When children experience trauma, it is normal to withdraw into their world. Connection with those who can affirm, sympathise, and comprehend our feelings and experiences is essential for healing and resilience.
Positive support networks can remind children that they're not alone in their struggles and help them feel less stressed while going through tough times. These ties can assist them in overcoming adversity and remaining resilient. Assist your child in forming a support network of friends and family who accept them for who they are. Allow them to spend meaningful time with their friends and other family members while doing the activities they enjoy.
Children who have never had safe attachments can still develop resilience by seeking out connections based on trust, understanding, and caring. These kinds of interactions can help them improve the resilience abilities we need.
Teach them coping skills
Resilient children return and try again. They look for answers. Encourage this conduct by offering assistance but refraining from getting too involved. Resilience is not built by avoiding challenges. It helps to work through them.
Encourage them to develop coping skills, which is an important part of developing resilience. There is always a way out of every predicament or problem, even if it involves stepping away from something that no longer serves you.
Teach them to be emotionally attuned
It's common for children to experience annoyance or worries when confronted with new events or emotions. If your child is throwing a tantrum, using language to help them understand their feelings can be helpful. It helps children put their feelings into perspective when you allow them to name their emotions, such as sad, angry, anxious, or annoyed.
This isn't limited to unpleasant emotions. Say something like, "I see you smiling!" when your child is laughing or having a good time. "Are you enjoying it?" Simple remarks like these will help your child recognise their sentiments in various situations, making it easier to identify bad feelings later.
Being emotionally aware is an essential part of building resilience.
Encourage your children to set objectives and tasks for themselves to improve their self-esteem and confidence. Whether they complete them or not, they will better understand life in general.
Setting goals will help children focus on a specific task and will help them develop the resilience to persist in the face of adversity. Break down major tasks into small, attainable goals and recognise accomplishments on the road to larger goals.
Give them perspective to see the bigger picture
When your child is confronted with difficulty, encourage them to look at the big picture. Even if your child is experiencing really distressing events, encourage them to see the issue in a larger context and maintain a long-term perspective. Help your child realize that there is a future beyond the current situation and that the future can be positive, even if they are too young to consider it on their own.
Share your experiences with them to know that you understand their situation. Let them know that everything has a process and that sometimes we must go through certain things to emerge stronger. Children with a positive outlook may perceive the bright aspects of life and persevere even in the face of adversity.

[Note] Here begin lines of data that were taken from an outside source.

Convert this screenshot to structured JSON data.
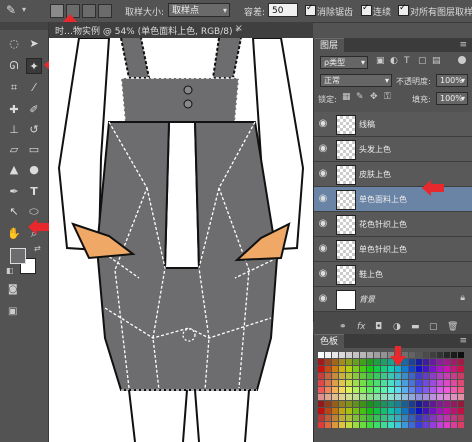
{
  "options_bar": {
    "sample_size_label": "取样大小:",
    "sample_size_value": "取样点",
    "tolerance_label": "容差:",
    "tolerance_value": "50",
    "anti_alias_label": "消除锯齿",
    "contiguous_label": "连续",
    "all_layers_label": "对所有图层取样"
  },
  "document": {
    "tab_title": "时…物实例 @ 54% (单色面料上色, RGB/8) *",
    "close_glyph": "×"
  },
  "layers_panel": {
    "tab_label": "图层",
    "filter_label": "ρ类型",
    "blend_mode": "正常",
    "opacity_label": "不透明度:",
    "opacity_value": "100%",
    "lock_label": "锁定:",
    "fill_label": "填充:",
    "fill_value": "100%",
    "layers": [
      {
        "name": "线稿",
        "selected": false
      },
      {
        "name": "头发上色",
        "selected": false
      },
      {
        "name": "皮肤上色",
        "selected": false
      },
      {
        "name": "单色面料上色",
        "selected": true
      },
      {
        "name": "花色针织上色",
        "selected": false
      },
      {
        "name": "单色针织上色",
        "selected": false
      },
      {
        "name": "鞋上色",
        "selected": false
      },
      {
        "name": "背景",
        "selected": false
      }
    ],
    "footer_icons": [
      "link-icon",
      "fx-icon",
      "mask-icon",
      "adjustment-icon",
      "group-icon",
      "new-layer-icon",
      "trash-icon"
    ]
  },
  "swatches_panel": {
    "tab_label": "色板"
  },
  "colors": {
    "accent_arrow": "#e8282d",
    "fabric_gray": "#6d6d70",
    "skin": "#f0a866",
    "selected_layer": "#6a84a5"
  }
}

There are multiple instances of children who have overcome adversity or trauma to flourish and grow. It takes everyday connections and support to build resilience.
Developing resilience is a personal process, and you can help your children along the way. What works for you or your child may not work for someone else. Building resilience in children takes time and effort. Parents can assist their kids in adjusting to whatever life throws at them.
However, if your child cannot employ these strategies, try talking to mental health professionals for assistance. Asking for support may help your child build resilience and persevere despite adverse childhood experiences.